in black and white
Main menu
Share a book About us Home
Biology Business Chemistry Computers Culture Economics Fiction Games Guide History Management Mathematical Medicine Mental Fitnes Physics Psychology Scince Sport Technics

Quake 4 mods for dummies - Guilfoyle E.

Guilfoyle E. Quake 4 mods for dummies - Wiley publishing , 2006. - 411 p.
ISBN-13: 978-0-470-03746-1
Download (direct link): quake4modsfordumm2006.pdf
Previous << 1 .. 21 22 23 24 25 26 < 27 > 28 29 30 31 32 33 .. 129 >> Next

^ L: This defines your texture lock modes. MR means that your textures will stay locked in place on the brush when you go to move them (M) or rotate them (R).
Chapter 5: Creating Your First Game Map
Avoiding file corruption
Even though this editor has been around for a number of years and was updated with improvements after every major game release, there are still options in the editor that you should use with caution or not at all. Using the Hollow tool on more complex shapes is one of
these potentially corrupting options. However, you can hollow out simple shapes such as cubes by using the Hollow tool without much worry that doing so will corrupt the map. More information about tools that require warnings can be found in Chapter 20.
In the Figure 5-8, you can’t see the values for C or L. This is because the editor is meant to be used at a larger screen resolution than 1024 x 768.
You don’t need to see these values. However, if you do want to see them, you will need to adjust the resolution of your monitor accordingly.
Locate the Hollow button at the top of the editor. It’s pictured as a red square with red dashed lines inside a square with solid lines, as shown here. (When you hover your mouse over this button, it opens a box labeled Hollow.) Press this button now to hollow the selected brush, which happens to be the brush you were just working with.
You now have something that looks more like a room and less like a solid block. (See Figure 5-9.) Your brush that was once solid is now looking more like a room made of six brushes: one for each side, one for the top, and one for the bottom.
Figure 5-9:
Hollowing a solid brush results in a structure of multiple brushes.
60 Part II: Making Your Own Maps__________
Maneuvering the CAM Window
This is a good time for you to start playing with the CAM window. Now that you’ve hollowed this large brush (check out the preceding section), you should be seeing something new in this window: the inside of your new room. With your map started, you can use this window just as much as the 2D window for previewing and selecting your world.
Right now, all you should be able to see is one of the inner walls of your room. There are a couple of ways to move around in this window, but for this book I stick with the simplest and most accurate method: the keyboard shortcuts. Moving around in this window requires the use of the keys in Table 5-1, shown in order of most frequently used:
Table 5-1 Shortcut Keys Used to Move Around in a Window
Key Result
Up arrow Move forward
Down arrow Move backward
Left arrow Turn left
Right arrow Turn right
D Move up
C Move down
A Look up
Z Look down
< Strafe left
> Strafe right
Fixing Overlapping Issues
Take a look at one of the corners of the room, like the one shown in Figure 5-10. You’re going to notice that after hollowing your brush, instead of leaving the walls butted against each other, they are overlapping. This is an important issue you need to fix after using the Hollow tool. If you don’t fix this, you might see some problems with the overlapping textures when they are rendered in the game.
Chapter 5: Creating Your First Game Map
Figure 5-10:
After using the Hollow tool, you must go back to fix overlapping brushes.
XV Top -256
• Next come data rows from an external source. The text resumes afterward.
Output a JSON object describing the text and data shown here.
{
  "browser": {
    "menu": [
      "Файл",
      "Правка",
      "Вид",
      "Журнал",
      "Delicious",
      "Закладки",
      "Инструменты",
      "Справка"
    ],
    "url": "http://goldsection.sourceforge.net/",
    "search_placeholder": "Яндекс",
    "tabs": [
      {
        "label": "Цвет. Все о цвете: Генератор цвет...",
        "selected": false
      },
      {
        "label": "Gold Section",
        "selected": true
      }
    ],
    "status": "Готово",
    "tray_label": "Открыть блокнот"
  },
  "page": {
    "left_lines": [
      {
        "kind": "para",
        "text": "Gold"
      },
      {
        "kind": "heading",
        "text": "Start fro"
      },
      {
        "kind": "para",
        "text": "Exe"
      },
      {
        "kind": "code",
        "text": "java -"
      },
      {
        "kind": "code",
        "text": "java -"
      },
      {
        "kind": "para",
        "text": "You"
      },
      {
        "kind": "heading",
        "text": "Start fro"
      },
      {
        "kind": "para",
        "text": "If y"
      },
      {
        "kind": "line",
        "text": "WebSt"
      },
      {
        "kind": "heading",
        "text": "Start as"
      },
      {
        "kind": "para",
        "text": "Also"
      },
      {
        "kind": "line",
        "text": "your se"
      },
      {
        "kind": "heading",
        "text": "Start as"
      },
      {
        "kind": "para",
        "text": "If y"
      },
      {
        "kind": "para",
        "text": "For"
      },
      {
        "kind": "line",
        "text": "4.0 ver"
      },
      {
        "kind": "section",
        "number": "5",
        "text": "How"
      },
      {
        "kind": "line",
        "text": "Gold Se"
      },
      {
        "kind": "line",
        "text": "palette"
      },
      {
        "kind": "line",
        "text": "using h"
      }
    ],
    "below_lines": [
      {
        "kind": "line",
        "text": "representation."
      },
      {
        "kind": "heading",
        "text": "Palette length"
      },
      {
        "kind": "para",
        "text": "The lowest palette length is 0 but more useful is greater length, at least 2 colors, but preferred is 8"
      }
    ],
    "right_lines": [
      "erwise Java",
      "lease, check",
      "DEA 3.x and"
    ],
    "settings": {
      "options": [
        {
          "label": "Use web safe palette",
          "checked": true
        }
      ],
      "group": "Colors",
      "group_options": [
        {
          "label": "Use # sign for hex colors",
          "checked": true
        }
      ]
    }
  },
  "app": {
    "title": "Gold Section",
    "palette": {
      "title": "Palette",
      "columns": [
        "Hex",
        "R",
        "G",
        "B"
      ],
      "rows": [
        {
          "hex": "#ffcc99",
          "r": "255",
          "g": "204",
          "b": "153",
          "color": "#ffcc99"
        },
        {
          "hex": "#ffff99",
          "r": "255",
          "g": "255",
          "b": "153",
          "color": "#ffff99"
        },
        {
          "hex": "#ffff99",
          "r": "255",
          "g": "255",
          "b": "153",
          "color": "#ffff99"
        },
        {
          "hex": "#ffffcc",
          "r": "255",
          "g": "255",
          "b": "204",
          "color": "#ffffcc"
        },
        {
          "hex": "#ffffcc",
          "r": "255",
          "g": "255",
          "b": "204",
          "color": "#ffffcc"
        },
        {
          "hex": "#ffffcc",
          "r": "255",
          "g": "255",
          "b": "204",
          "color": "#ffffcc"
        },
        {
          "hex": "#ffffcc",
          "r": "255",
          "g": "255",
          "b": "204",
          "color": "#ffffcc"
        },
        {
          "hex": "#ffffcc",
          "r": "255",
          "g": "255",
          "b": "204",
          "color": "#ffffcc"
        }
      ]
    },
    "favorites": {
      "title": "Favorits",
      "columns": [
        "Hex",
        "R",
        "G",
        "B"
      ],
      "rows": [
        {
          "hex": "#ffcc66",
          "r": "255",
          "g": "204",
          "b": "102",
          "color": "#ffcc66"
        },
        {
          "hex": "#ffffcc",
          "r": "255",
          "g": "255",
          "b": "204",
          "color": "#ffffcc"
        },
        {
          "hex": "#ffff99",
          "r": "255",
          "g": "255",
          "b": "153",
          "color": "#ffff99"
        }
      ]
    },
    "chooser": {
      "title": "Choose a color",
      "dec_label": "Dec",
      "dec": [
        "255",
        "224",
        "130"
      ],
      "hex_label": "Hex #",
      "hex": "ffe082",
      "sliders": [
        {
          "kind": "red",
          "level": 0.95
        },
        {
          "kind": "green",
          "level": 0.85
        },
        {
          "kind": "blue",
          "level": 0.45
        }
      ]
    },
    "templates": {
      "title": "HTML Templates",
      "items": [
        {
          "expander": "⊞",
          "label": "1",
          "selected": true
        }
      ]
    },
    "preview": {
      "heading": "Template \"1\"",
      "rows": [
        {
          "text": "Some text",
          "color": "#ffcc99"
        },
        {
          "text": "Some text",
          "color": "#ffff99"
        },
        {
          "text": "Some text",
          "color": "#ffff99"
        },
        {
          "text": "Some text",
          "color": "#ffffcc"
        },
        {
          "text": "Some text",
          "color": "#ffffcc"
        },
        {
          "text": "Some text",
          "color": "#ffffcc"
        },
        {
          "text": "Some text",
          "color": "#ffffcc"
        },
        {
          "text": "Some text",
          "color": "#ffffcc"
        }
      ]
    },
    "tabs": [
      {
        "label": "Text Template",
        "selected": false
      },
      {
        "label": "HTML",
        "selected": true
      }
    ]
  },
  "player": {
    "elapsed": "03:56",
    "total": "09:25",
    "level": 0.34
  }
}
To fix the overlapping, you’re going to move some of the brushes around.
You do this in the same way that you resize a brush before hollowing it out. (See the section, “Resizing and Moving Brushes,” earlier in this chapter.)
Start with the ceiling and floor brushes. You are going to move the ceiling up and the floor down, but first you make sure you won’t accidentally mess up the work you have done by moving more than you plan. Here’s how:
1. Press Esc to deselect everything in your map.
I press Esc to deselect everything quite often so I don’t mistakenly manipulate the wrong object. Then I select the one object or multiple objects I want to adjust. Reselecting your brushes is easier than finding and fixing what was messed up during a previous operation.
2. With everything deselected, select the ceiling brush in the room. Do this from the CAM window by pressing Shift+click on that brush.
When you select the brush, it will be colored with a shade of red and have a white outline. This way you can see what is selected and what is not.
Part II: Making Your Own Maps
Selecting brushes from the CAM window
You might be asking yourself why you don't just select your brushes from the 2D window. In the case of the ceiling brush, you could do just that by using the same shortcuts. However, if you can select the ceiling brush, how do you select the floor brush? In answering this question, it is
understood why you wouldn't select the floor brush from the 2D window. When you use the 2D window, only the uppermost brush is selected. This is why you use the CAM window when selecting brushes.
3. Move the brush up 8 units so it sits on the top of the wall brushes and is no longer overlapping.
Previous << 1 .. 21 22 23 24 25 26 < 27 > 28 29 30 31 32 33 .. 129 >> Next